Poetry for Bread for the Journey
Dear One and All,
Here are three poems, often mentioned, or quoted during our time together at Bread for The Journey, Kirkridge. And then a couple of my own that emerged at Kirkridge—that I shared with some folks in small groups, and that I wanted to share with everyone. (Head's Up, we plan to offer this program again in 2014-15.)
whatever you have to say, leave
the roots on, let them
And the dirt
Just to make clear
where they come from
from Teaching with Fire:
Just lying on the couch and being happy.
Only humming a little, the quiet sound in the head.
Trouble is busy elsewhere at the moment, it has
so much to do in the world.
People who might judge are mostly asleep; they can't
monitor you all the time, and sometimes they forget.
When dawn flows over the hedge you can
get up and act busy.
Little corners like this, pieces of Heaven
left lying around, can be picked up and saved.
People wont even see that you have them,
they are so light and easy to hide.
Later in the day you can act like the others.
You can shake your head. You can frown.
~ William Stafford ~
(The Way It Is)
You Reading this, Be Ready
Starting here, what do you want to remember?
How sunlight creeps along a shining floor?
What scent of old wood hovers, what softened
Sound from outside fills the air?
Will you ever bring a better gift for the world
Than the breathing respect that you carry
Wherever you go right now? Are you
Waiting for time to show you some better thoughts?
When you turn around, starting here, lift this
New glimpse that you found; carry into evening
All that you want from this day. This interval you spent
Reading or hearing this, keep it for life—
What can anyone give you greater than now,
Starting here, right in this room, when you turn
The way it is; New and selected poems.
The poem starts out innocent enough
Then takes a turn
Toward the truth—
Like finding some
Deep in your woods,
The woods you thought
You knew—a place
Known only to
It goes that way—
The poem does—
To some place old
Moss covered roof,
Weak, sagging porch boards—
The truth like that.
Judy Brown, April 17, 2013
Before the backhoe
Comes, they come
To save the wildflowers—
Before the bulldozers,
The ladies with the
Spades and trowels
Arrive, alert to
What can be conserved
When much is
Has its cost
But not all costs
Some come from
To what you or I
The beauty of the earth—
And so I buy their trilliums
To plant beside the cottage,
In our woods,
Passing the money
To these white haired ladies
For their conservation work—

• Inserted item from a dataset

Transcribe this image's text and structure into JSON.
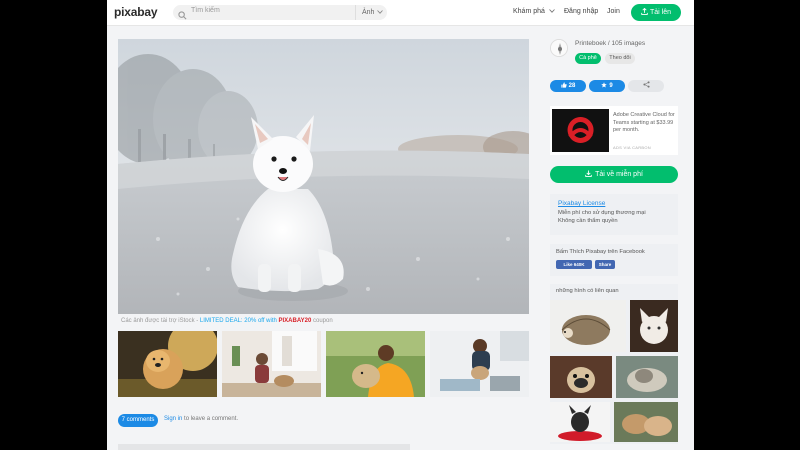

By their simple care—
A foster home
Judy Brown, April 18, 2013
The Wildflower Rescue people are selling their flowers today and tomorrow at the Leland Green, in benefit of The Leelanau Conservancy.